UPDATE 8/28 5:30pm: Latest unofficial results show the following:
This (we think) includes all votes but are still not final or official.
UPDATE 8/27 3pm: How about trying to game out the Precinct 6 Justice of the Peace race? Here’s some extra information that might help us with a prediction.
(1) When we add uncounted votes from the Recorder’s office, there are 258 votes still outstanding (not yet counted in the below totals). But that’s for the whole county. For Precinct 6, we need to narrow it to Republican ballots only and narrow it to the Town of Parker, Upriver, Bouse and Poston. And so we get 94 uncounted votes in the Precinct 6 Judge race.
(2) We can now compare how people voted by area yesterday with the number of votes outstanding in each area. Are you with me? We can look at the trends. Yesterday, here’s how it broke down with the number of uncounted votes beside:
Town of Parker: Tozer 153, Weis 203 (55 uncounted)
Upriver: Tozer 198, Weis 124 (29 uncounted)
Bouse: Tozer 44, Weis 54 (10 uncounted)
Poston: Tozer 8, Weis 9 (0 uncounted)
(3) We can now give the candidates percentages. Like this:
Town of Parker: Tozer 43%, Weis 57%
Upriver: Tozer 61%, Weis 39%
Bouse: Tozer 45%, Weis 55%
Poston: Tozer 47%, Weis 53%
(4) Here’s where it gets interesting. We can then extrapolate from these percentages, do some math, and say that if the uncounted votes are in roughly the same proportion as the counted votes (and there’s probably not much reason to think they wouldn’t be), then the candidates could be expected to get the same percentages of the uncounted votes per area as they did the counted votes. For example, Tozer might be expected to get 61% of Upriver’s uncounted votes, and Weis might be expected to get 57% of the Town of Parker’s uncounted votes. What would that mean for the election? Here’s what:
Tozer would pick up 24 more votes in Town, 18 more votes Upriver and (say) 5 more in Bouse. Weis would pick up 31 more votes in Town, 11 more votes Upriver and (say) 5 more in Bouse. That would bring their totals to (***and this is just pure speculation and not based on anything other than Parker Live’s attempt to predict the result***):
Tozer: POTENTIAL 450
Weis: POTENTIAL 437
Still very close, and could be thrown off by the littlest factor. This also assumes that none of the uncounted votes are for Write-In candidates, which would change things slightly (only around 2% wrote in names on the ballot). It also involves some approximating of percentages, but gets us close enough.
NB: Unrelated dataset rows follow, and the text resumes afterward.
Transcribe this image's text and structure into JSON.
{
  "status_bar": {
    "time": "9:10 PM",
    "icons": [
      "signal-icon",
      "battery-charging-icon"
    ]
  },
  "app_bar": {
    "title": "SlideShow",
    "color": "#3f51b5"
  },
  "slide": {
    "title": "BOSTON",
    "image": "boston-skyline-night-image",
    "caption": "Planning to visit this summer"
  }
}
So, our official word is that this is still too close to call, but I hope that helps you game it out, if you’re interested. Will I be right or wrong? We should know the final unofficial results sometime on Thursday.
UPDATE 8/26 11pm: Unofficial Election Results: Precinct 6 Justice of the Peace
Tozer – 403
Weis – 390
And with 140 provisional + late early ballots still to count, this race is too close to call. Final results expected in the coming day or two.
Arizona’s primary election comes Tuesday, and with it Parker area voters will decide who their next justice of the peace will be.
Each Arizona county has justice courts that are presided over by a judge who is elected for a four year term. Cases include civil lawsuits where the amount in dispute is $10,000 or less, landlord and tenant controversies, small claims cases and the full range of civil and criminal traffic offenses, including DUIs. Justices of the peace also resolve other types of misdemeanor allegations (e.g. shoplifting, writing bad checks, violating restraining orders) and, like other trial judges, also handle requests for orders of protection and injunctions against harassment.
La Paz County has three justice courts, JP4 in Quartzsite, JP5 in Salome and JP6 in Parker.
The Precinct 4 race includes Tammy Carnevale and Jeff Gilbert. The Precinct 5 race includes Robi Brady and Karen Slaughter. The Precinct 6 race includes Charlene Shontz Weis and Rich Tozer, with the addition of write-in candidate Jay Clagg.
Also on the ballot will be candidates for U.S. House, State Executives, State Senate and State House. The race among Republicans to take up Governor Jan Brewer’s mantle has been fought ferociously, and include six candidates: Secretary of State Ken Bennett, Treasurer Doug Ducey, former Mesa Mayor Scott Smith, former GoDaddy executive Christine Jones, former U.S. Representative Frank Riggs and former Maricopa County Attorney Andrew Thomas.
The advertising schedule at KLPZ 1380am has been sold out in the last days of the election with both local and state candidates vying for airtime. Each of the local candidates emphasized the importance of getting out to vote, with only one day left to sway potential voters. See a list of polling places HERE.